Schottler Consulting Social and Market Research Knowledge Centre

How do I write clear social or market research objectives?

Having clear and succinct research objectives is critical to ensuring a successful social or market research project. This is particularly important, if you are commissioning research, as a well-disciplined research consultant will often refer to your research objectives when preparing a research report.
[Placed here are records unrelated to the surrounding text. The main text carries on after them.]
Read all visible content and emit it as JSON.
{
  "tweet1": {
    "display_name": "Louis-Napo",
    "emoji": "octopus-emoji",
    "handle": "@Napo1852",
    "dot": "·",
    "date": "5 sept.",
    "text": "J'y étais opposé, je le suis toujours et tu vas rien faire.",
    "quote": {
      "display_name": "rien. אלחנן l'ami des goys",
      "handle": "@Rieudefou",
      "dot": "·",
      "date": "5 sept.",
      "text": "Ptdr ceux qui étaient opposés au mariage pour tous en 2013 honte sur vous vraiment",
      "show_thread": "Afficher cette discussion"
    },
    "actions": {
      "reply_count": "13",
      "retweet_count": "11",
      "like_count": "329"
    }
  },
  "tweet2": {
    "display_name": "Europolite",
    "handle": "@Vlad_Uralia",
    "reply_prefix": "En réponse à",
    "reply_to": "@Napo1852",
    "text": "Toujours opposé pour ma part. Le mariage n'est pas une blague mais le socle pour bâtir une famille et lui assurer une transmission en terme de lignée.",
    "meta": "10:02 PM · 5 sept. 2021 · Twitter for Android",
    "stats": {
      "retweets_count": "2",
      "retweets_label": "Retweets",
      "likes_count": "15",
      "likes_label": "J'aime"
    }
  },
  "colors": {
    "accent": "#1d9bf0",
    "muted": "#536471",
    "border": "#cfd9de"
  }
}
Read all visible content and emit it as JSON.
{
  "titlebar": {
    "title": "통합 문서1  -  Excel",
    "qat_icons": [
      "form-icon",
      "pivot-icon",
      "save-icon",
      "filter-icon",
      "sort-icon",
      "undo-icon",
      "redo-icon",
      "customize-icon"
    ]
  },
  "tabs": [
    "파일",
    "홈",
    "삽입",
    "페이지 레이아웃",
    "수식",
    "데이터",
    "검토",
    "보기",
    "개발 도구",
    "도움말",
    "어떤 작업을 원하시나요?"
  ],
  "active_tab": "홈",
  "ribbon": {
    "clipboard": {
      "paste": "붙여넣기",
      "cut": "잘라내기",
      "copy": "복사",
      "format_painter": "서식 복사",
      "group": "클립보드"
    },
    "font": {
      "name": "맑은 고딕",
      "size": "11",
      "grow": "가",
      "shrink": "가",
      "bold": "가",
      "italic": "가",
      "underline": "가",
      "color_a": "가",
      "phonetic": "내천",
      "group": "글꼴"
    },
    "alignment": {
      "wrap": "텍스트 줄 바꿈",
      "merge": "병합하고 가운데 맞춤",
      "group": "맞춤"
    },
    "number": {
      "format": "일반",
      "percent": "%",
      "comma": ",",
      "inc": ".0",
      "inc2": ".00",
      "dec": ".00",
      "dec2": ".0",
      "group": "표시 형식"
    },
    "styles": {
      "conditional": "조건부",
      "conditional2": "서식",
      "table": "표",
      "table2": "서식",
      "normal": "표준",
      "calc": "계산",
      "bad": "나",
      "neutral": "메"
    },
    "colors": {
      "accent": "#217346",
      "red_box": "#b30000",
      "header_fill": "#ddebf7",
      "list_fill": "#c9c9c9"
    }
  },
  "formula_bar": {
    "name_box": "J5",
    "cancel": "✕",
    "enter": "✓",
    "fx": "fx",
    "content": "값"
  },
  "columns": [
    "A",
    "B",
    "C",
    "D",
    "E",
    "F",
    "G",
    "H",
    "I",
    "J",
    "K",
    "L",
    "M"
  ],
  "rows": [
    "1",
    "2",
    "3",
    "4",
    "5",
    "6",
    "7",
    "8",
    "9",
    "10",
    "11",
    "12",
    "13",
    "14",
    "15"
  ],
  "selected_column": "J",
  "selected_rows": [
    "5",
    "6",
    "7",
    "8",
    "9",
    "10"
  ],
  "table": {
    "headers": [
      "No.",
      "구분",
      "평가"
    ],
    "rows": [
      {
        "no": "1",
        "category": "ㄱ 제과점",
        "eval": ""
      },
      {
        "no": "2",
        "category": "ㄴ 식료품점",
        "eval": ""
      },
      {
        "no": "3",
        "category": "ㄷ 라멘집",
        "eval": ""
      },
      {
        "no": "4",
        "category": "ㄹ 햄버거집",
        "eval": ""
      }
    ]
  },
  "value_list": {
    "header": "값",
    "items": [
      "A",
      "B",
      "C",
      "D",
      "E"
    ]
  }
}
Unclear objectives may lead to your social or market research questions not being adequately answered.  



Tips for success in writing clear social or market research objectives


The following are recommended by Schottler Consulting Pty Ltd to ensure that research objectives are clear and produce exactly the information your company or organisation needs.

1. Write down the overall outcome of the research and then identify the specific criteria that would indicate that your organisation is meeting this objective.

For instance, conducting research to improve 'organisational performance' is probably too generic, although could indeed be your overall research outcome.


However, specific objectives may be to increase sales by 10% or to increase customer satisfaction with the timeliness of service delivery by 10%. A further objective may be to identify what factors would trigger your target audience to change their behaviour (e.g., to cut down on cigarettes, to do more exercise).

2. Ask yourself can you measure your research objectives?

A good research objective should be both clear and measurable. If you cannot measure your objectives, it is likely that they are not as clearly worded as they should be.


3. Identify any objectives that may be 'out of scope' for your research. This can be particularly helpful when preparing research briefs for consultants, as it provides clear guidance on the issues that are of lower priority to the organisation.


Out of scope objectives may be large topics that are too difficult to cover in your research project, things that you already know or topics that have already been researched. 

4. Consider how many research objectives you have written down. If you have too many, you may be trying to write the discussion guide!


Where possible, try to condense your research objectives into a small number to give focus to the research! 


5. If you have a large list of research objectives, consider whether it is appropriate to limit the scope of the first study to a smaller set of objectives. Then you may want to commission a further study down the track.



6. Consider which objectives are achievable with your research budget. If unsure, try to think of the maximum number of topics you could cover in a short survey or interview.


If topics are too diverse, you may be best to reduce the topics for the first project and then consider others in a later project.    ​​

7. If you would still like to retain all research objectives, consider listing the top priority objectives as 'primary research objectives' and the others as 'secondary research objectives'. This provides a clear focus to the research company that your main goal is to cover the primary objectives.    ​​